The euro tumbled to its lowest level against the dollar in almost 14 years on 20 December, as ongoing uncertainty over the Eurozone economy and the previous day's attack in Berlin spooked sentiment.
The common currency fell 0.5% to $1.0353, its lowest since early 2003, as investors digested the news the Italian government was preparing a €20bn package aimed at rescuing the country's troubled banking sector.
News of an attack on Berlin's Christmas markets, which killed 12 people and left another 48 injured, was also weighing on investors' minds, as it offered an unwanted reminder of the threat facing Europe.
Elsewhere, the pound lost ground against its main rivals, falling further behind as the ongoing uncertainty surrounding Brexit soured traders' mood just before Christmas.
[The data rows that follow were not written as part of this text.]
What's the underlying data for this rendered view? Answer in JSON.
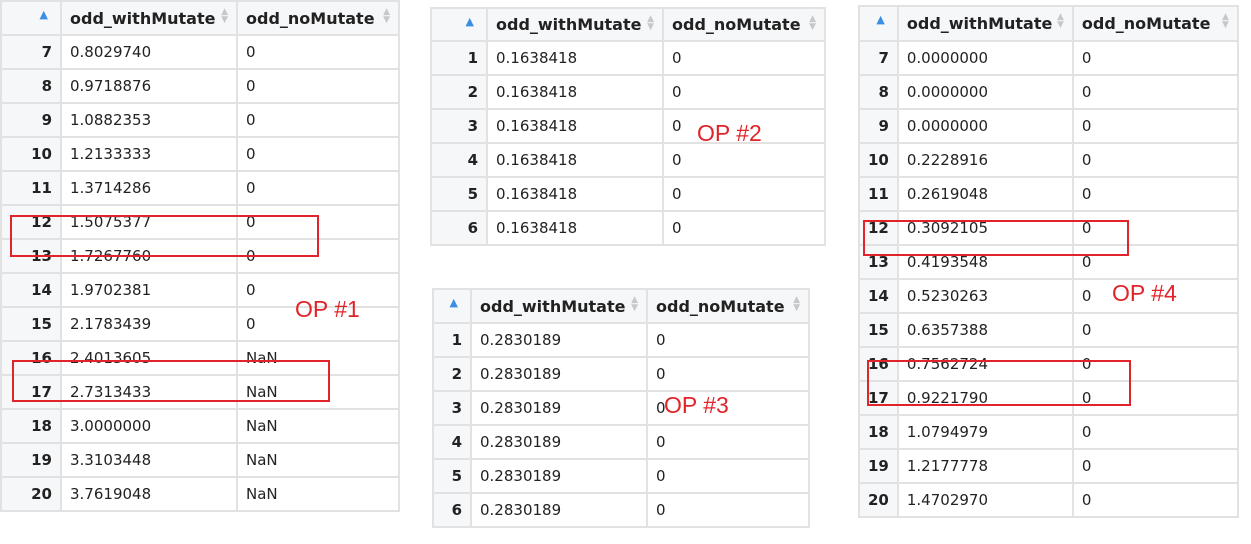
{
  "columns": [
    "odd_withMutate",
    "odd_noMutate"
  ],
  "tables": [
    {
      "label": "OP #1",
      "rows": [
        [
          "7",
          "0.8029740",
          "0"
        ],
        [
          "8",
          "0.9718876",
          "0"
        ],
        [
          "9",
          "1.0882353",
          "0"
        ],
        [
          "10",
          "1.2133333",
          "0"
        ],
        [
          "11",
          "1.3714286",
          "0"
        ],
        [
          "12",
          "1.5075377",
          "0"
        ],
        [
          "13",
          "1.7267760",
          "0"
        ],
        [
          "14",
          "1.9702381",
          "0"
        ],
        [
          "15",
          "2.1783439",
          "0"
        ],
        [
          "16",
          "2.4013605",
          "NaN"
        ],
        [
          "17",
          "2.7313433",
          "NaN"
        ],
        [
          "18",
          "3.0000000",
          "NaN"
        ],
        [
          "19",
          "3.3103448",
          "NaN"
        ],
        [
          "20",
          "3.7619048",
          "NaN"
        ]
      ],
      "highlighted_rows": [
        "12",
        "16"
      ]
    },
    {
      "label": "OP #2",
      "rows": [
        [
          "1",
          "0.1638418",
          "0"
        ],
        [
          "2",
          "0.1638418",
          "0"
        ],
        [
          "3",
          "0.1638418",
          "0"
        ],
        [
          "4",
          "0.1638418",
          "0"
        ],
        [
          "5",
          "0.1638418",
          "0"
        ],
        [
          "6",
          "0.1638418",
          "0"
        ]
      ],
      "highlighted_rows": []
    },
    {
      "label": "OP #3",
      "rows": [
        [
          "1",
          "0.2830189",
          "0"
        ],
        [
          "2",
          "0.2830189",
          "0"
        ],
        [
          "3",
          "0.2830189",
          "0"
        ],
        [
          "4",
          "0.2830189",
          "0"
        ],
        [
          "5",
          "0.2830189",
          "0"
        ],
        [
          "6",
          "0.2830189",
          "0"
        ]
      ],
      "highlighted_rows": []
    },
    {
      "label": "OP #4",
      "rows": [
        [
          "7",
          "0.0000000",
          "0"
        ],
        [
          "8",
          "0.0000000",
          "0"
        ],
        [
          "9",
          "0.0000000",
          "0"
        ],
        [
          "10",
          "0.2228916",
          "0"
        ],
        [
          "11",
          "0.2619048",
          "0"
        ],
        [
          "12",
          "0.3092105",
          "0"
        ],
        [
          "13",
          "0.4193548",
          "0"
        ],
        [
          "14",
          "0.5230263",
          "0"
        ],
        [
          "15",
          "0.6357388",
          "0"
        ],
        [
          "16",
          "0.7562724",
          "0"
        ],
        [
          "17",
          "0.9221790",
          "0"
        ],
        [
          "18",
          "1.0794979",
          "0"
        ],
        [
          "19",
          "1.2177778",
          "0"
        ],
        [
          "20",
          "1.4702970",
          "0"
        ]
      ],
      "highlighted_rows": [
        "12",
        "16"
      ]
    }
  ],
  "colors": {
    "annotation": "#e0242a",
    "sort_active": "#3a8ee6"
  }
}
Having fallen over 0.7% in the first session of the week, sterling extended the losses and, by early afternoon, it was down 0.13% and 0.64% against the euro and the dollar respectively, fetching €1.1902 and $1.2320.
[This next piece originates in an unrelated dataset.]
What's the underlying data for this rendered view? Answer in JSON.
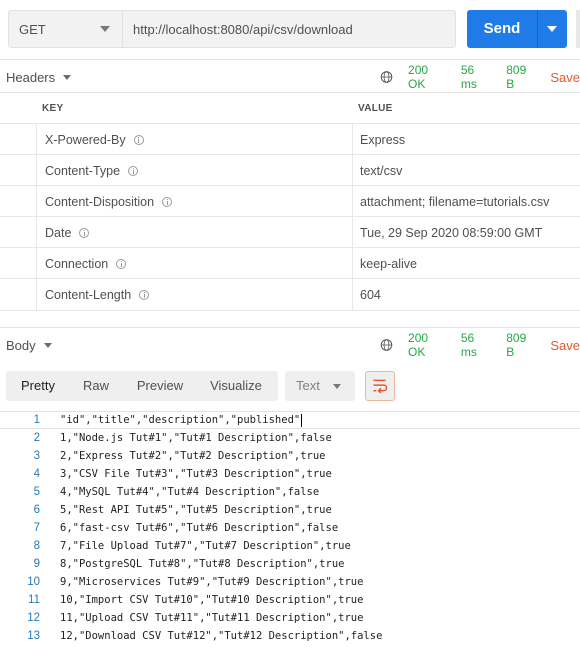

"The ongoing battle of words between financial heavyweights on the Brexit topic has added to the anxiety, while hard Brexit concerns continue to encourage sellers to incessantly offload the pound," said FXTM research analyst Lukman Otunuga.
"With the lack of direction in the UK government's Brexit stance compounding to the uncertainty, sterling could be poised for steeper declines moving forward."
Across the Atlantic, the dollar recorded solid gains against the world's major currencies, rising 0.43% against the Swiss franc to CHF1.0319 and 0.29% against the Australian dollar to AUD$1.3832.
The greenback, which was flat against its Canadian counterpart, also surged 0.94% against the yen, trading at ¥118.19, after the Bank of Japan opted to keep its monetary policy on hold. Japan's central bank said interest rates would be kept at -0.1% and the 10-year government bond yield around 0%.
The BoJ also raised the country's growth outlook for the first time since May 2015, adding the economy would expand going forward amid rising domestic demand, large-scale fiscal stimulus and growing exports.
"The test for the BoJ now will be showing it's up to any test that the market throws its way," said Oanda's senior market analyst Craig Erlam.
"The market has tested similar commitments on numerous occasions in the past and with Japanese yields creeping higher over the last month or so, the BoJ's resolve may be tested soon."